2.  Make sure your complaint services are accessible for all

Whilst the Ritz is open to all, its clientele is very select and self-selecting. Make sure that you are not putting any barriers or challenges in place, whether consciously or not, to prevent anyone from easily accessing the option of seeking to lodge a complaint of alleged misconduct if that is what they wish to do.

Ask yourself and your team: “How realistic is that option made for those employees who wish to lodge a serious concern? How do we  even know what our employees’ perceptions are?”

Explore what data and feedback you are getting from culture reviews, exit interviews, and feedback from staff generally about this question.

It is also worth thinking about unintentional messages you (or others at your workplace) might be giving potential complainants.  Sometimes even the tone of a conversation, if not also its content, can send a highly loaded meta-message about what you think of the likelihood of the matter being proven, or the utility of an investigation. Classic examples of this include: “You could lodge a complaint, but….”, or, “This is the first time someone has complained about Tom, Dick or Harriet…”  Essentially, these types of statements are (not so subtle) ways of saying “Go away and don’t lodge a complaint”.

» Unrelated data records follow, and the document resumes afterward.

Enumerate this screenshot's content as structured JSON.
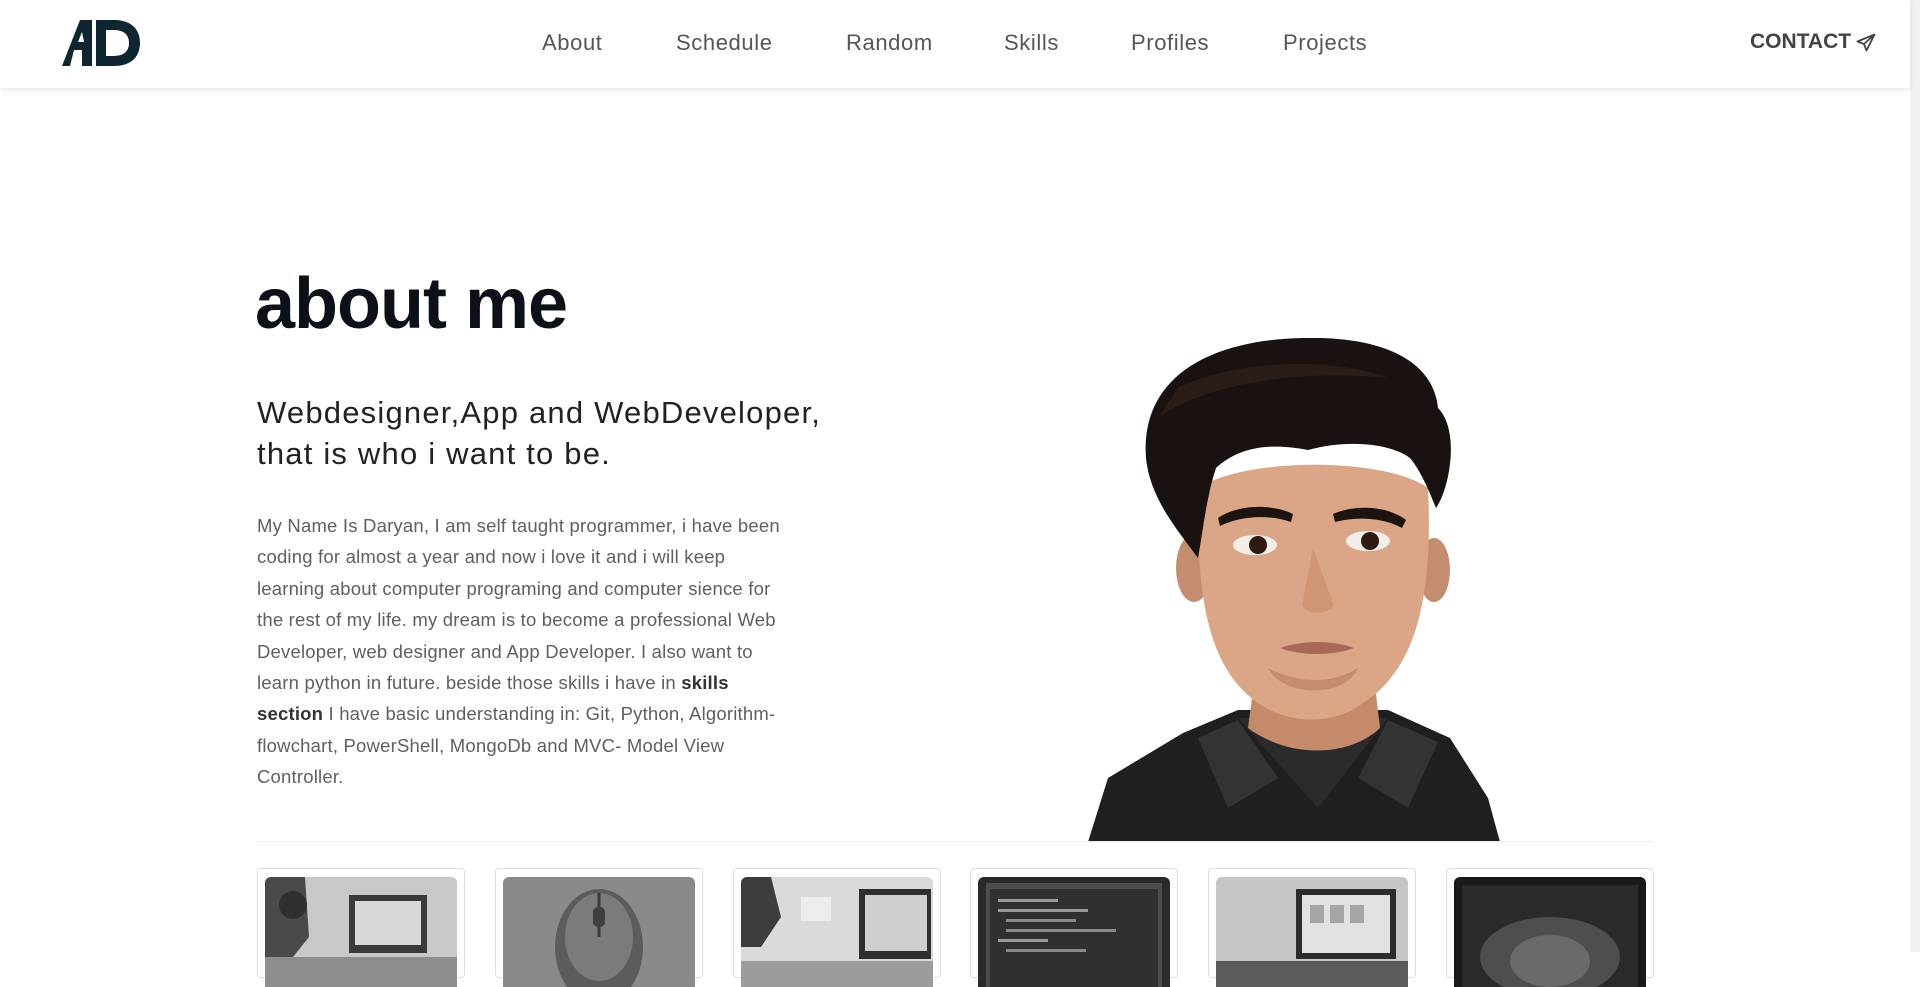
{
  "nav": {
    "logo_text": "AD",
    "links": [
      "About",
      "Schedule",
      "Random",
      "Skills",
      "Profiles",
      "Projects"
    ],
    "contact_label": "CONTACT",
    "contact_icon": "paper-plane-icon"
  },
  "hero": {
    "title": "about me",
    "tagline_line1": "Webdesigner,App and WebDeveloper,",
    "tagline_line2": "that is who i want to be.",
    "bio_part1": "My Name Is Daryan, I am self taught programmer, i have been coding for almost a year and now i love it and i will keep learning about computer programing and computer sience for the rest of my life. my dream is to become a professional Web Developer, web designer and App Developer. I also want to learn python in future. beside those skills i have in ",
    "bio_bold": "skills section",
    "bio_part2": " I have basic understanding in: Git, Python, Algorithm-flowchart, PowerShell, MongoDb and MVC- Model View Controller."
  },
  "gallery": {
    "items": [
      {
        "icon": "photo-workspace"
      },
      {
        "icon": "photo-mouse"
      },
      {
        "icon": "photo-desk"
      },
      {
        "icon": "photo-code-screen"
      },
      {
        "icon": "photo-monitor"
      },
      {
        "icon": "photo-dark-screen"
      }
    ]
  },
  "colors": {
    "heading": "#0c1018",
    "body_text": "#5f5f5f",
    "nav_text": "#555555",
    "logo": "#0f2530"
  }
}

Make sure that influential gate-keepers are not indicating any potential victimisation or adverse action on those who are exploring lodgement of a complaint, and are dismissively blaming the messenger.

3.  Ensure you apply best-practice when conducting an workplace investigation

There are a lot of factors to take into consideration in order to conduct a procedurally fair workplace investigation into a misconduct allegation. Has your organisation actually invested sufficiently in ensuring its staff know how to undertake an effective internal workplace investigation? If a lack of wisdom and knowledge on best-practice exists about conducting a workplace investigation and the many ways an investigation can go wrong, then the message sent is that the truth is a low priority. Make sure that you bring sufficient time, support and resourcing to the investigations that your organisation undertakes. The best time to brush up on workplace investigations is before not during an investigation. In fact, the latter can actually be the worst time to do so.

Moral courage is about ensuring that your key decision makers act fearlessly, and without favour, in the interests of truly upholding your organisational values. Before the next time that your organisation’s moral courage is put to the test, take steps now to ensure that your organisation will exhibit confidence and bravery in an exceptional situation.

Worklogic’s Effective Workplace Investigations Training

If you think that your organisation might need further skills development to effectively conduct a workplace investigation into alleged misconduct, then enrol your team in our acclaimed one day course on “Conducting Effective Workplace Investigations”, in Sydney on Tuesday 13 March and Melbourne on Tuesday 20 March 2018. If these dates/locations don’t suit, we can also run in-house training to up-skill your team.

About Grevis Beard

Grevis Beard, Worklogic

 

Grevis Beard is the co-founder and Director of Worklogic and has amassed significant knowledge of the dynamics of workplace disputes and their resolution from more than a decade’s experience at Worklogic. Grevis works with a range of clients to improve workplace communication and behaviour, manage workplace risks and handle complaints  by conducting workplace investigationsmediations and reviews.

Worklogic works with employers to resolve workplace complaints and create a positive culture at work.  Please contact Grevis for an obligation-free, confidential discussion on any challenges you face embracing moral courage at your workplace.